Four hours in the kitchen, four hours! And I loved every minute of it 🙂 Although it did cross my mind that my sisters faith in me was misplaced along with her ability to portion size! But as she decided to empty the freezer she also let loose her imagination on what to do with the various bags of meat that came from the frost bitten depths.
Madhur Jaffrey is responsible for the first two dishes and the good old BBC provided me with the step by step for the biryani and whilst I had a few hectic moments, especially near the end, I managed to produce enough food to feed the village. Or alternatively two nephews, my sister and I for two days; including breakfast!
I won’t give you a run down of the recipes as I’m sure you will find them from the references above, just take my word for it, that the Bhutta and Biryani were well worth the effort.
The next day I was pointed in the direction of the World Encyclopaedia of Bread, or should I say my sister presented me with the book and several bookmarks; and Rye bread and a Polish Poopy Seed Roll were demanded as things that would make her feel better:) Of course I obliged and another marathon slog in the kitchen, with time to run to the shops and do the recycling filling in the gaps between the rising of the dough!
Both turned out ok, although I did fall foul of an over enthusiastic fan oven; with both specimens surrounded by a convincing crust, but you live and learn and the following days pita bread turned out just fine. A bad workman always blames his tools, I’m just getting used to the tools I’m working with.

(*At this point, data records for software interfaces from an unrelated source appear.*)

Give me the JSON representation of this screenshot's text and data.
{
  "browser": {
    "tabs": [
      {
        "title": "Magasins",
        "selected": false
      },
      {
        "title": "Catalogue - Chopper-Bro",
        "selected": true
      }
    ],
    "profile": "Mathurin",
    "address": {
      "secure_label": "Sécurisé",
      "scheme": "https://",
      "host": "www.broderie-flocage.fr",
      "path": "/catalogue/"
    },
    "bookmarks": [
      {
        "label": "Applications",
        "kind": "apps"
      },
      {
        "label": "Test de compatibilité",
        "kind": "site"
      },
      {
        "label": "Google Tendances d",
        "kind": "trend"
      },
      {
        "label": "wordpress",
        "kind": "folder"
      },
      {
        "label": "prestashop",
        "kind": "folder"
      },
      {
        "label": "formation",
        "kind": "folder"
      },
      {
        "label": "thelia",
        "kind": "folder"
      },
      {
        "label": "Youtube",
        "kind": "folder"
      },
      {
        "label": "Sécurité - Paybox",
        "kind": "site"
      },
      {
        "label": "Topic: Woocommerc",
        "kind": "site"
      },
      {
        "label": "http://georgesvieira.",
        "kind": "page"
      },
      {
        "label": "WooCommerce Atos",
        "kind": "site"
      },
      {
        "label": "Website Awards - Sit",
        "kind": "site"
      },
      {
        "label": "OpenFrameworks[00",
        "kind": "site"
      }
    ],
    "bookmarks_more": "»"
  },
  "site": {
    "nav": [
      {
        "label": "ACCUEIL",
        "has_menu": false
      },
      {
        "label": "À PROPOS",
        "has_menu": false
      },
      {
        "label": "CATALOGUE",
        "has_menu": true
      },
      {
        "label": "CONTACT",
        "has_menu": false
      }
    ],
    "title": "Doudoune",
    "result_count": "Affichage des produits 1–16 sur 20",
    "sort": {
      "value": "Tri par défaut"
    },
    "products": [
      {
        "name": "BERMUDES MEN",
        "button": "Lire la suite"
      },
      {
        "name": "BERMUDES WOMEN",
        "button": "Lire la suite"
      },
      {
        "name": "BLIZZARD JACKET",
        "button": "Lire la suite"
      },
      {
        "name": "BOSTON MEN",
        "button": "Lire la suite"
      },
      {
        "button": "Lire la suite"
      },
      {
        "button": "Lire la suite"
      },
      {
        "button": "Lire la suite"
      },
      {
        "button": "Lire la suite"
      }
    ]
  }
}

All this activity it’s no wonder why I haven’t blogged a lot recently:)